Records from a collection
§ §
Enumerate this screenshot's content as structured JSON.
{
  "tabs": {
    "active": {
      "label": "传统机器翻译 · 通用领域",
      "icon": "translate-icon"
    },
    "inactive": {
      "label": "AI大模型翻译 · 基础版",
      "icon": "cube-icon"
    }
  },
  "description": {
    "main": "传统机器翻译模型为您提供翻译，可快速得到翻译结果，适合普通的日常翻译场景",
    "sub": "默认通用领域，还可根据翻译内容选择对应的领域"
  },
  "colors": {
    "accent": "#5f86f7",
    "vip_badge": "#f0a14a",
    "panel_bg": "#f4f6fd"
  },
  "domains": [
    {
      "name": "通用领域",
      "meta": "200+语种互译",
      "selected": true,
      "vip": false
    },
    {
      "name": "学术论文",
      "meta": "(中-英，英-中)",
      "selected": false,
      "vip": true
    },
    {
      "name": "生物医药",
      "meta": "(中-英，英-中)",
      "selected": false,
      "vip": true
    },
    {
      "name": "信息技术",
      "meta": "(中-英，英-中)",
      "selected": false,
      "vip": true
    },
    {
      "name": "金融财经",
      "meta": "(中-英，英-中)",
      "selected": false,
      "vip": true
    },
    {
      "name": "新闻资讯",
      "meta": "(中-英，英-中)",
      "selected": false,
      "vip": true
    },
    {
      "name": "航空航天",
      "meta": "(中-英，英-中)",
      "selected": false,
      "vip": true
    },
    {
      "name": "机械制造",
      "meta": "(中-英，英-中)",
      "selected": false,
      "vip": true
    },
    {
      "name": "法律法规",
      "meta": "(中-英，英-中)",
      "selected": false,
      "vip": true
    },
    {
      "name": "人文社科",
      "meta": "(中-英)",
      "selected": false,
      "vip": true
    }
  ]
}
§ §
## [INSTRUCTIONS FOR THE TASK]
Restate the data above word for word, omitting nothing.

## [ANSWER FOR THE TASK]
Enumerate this screenshot's content as structured JSON.
{
  "tabs": {
    "active": {
      "label": "传统机器翻译 · 通用领域",
      "icon": "translate-icon"
    },
    "inactive": {
      "label": "AI大模型翻译 · 基础版",
      "icon": "cube-icon"
    }
  },
  "description": {
    "main": "传统机器翻译模型为您提供翻译，可快速得到翻译结果，适合普通的日常翻译场景",
    "sub": "默认通用领域，还可根据翻译内容选择对应的领域"
  },
  "colors": {
    "accent": "#5f86f7",
    "vip_badge": "#f0a14a",
    "panel_bg": "#f4f6fd"
  },
  "domains": [
    {
      "name": "通用领域",
      "meta": "200+语种互译",
      "selected": true,
      "vip": false
    },
    {
      "name": "学术论文",
      "meta": "(中-英，英-中)",
      "selected": false,
      "vip": true
    },
    {
      "name": "生物医药",
      "meta": "(中-英，英-中)",
      "selected": false,
      "vip": true
    },
    {
      "name": "信息技术",
      "meta": "(中-英，英-中)",
      "selected": false,
      "vip": true
    },
    {
      "name": "金融财经",
      "meta": "(中-英，英-中)",
      "selected": false,
      "vip": true
    },
    {
      "name": "新闻资讯",
      "meta": "(中-英，英-中)",
      "selected": false,
      "vip": true
    },
    {
      "name": "航空航天",
      "meta": "(中-英，英-中)",
      "selected": false,
      "vip": true
    },
    {
      "name": "机械制造",
      "meta": "(中-英，英-中)",
      "selected": false,
      "vip": true
    },
    {
      "name": "法律法规",
      "meta": "(中-英，英-中)",
      "selected": false,
      "vip": true
    },
    {
      "name": "人文社科",
      "meta": "(中-英)",
      "selected": false,
      "vip": true
    }
  ]
}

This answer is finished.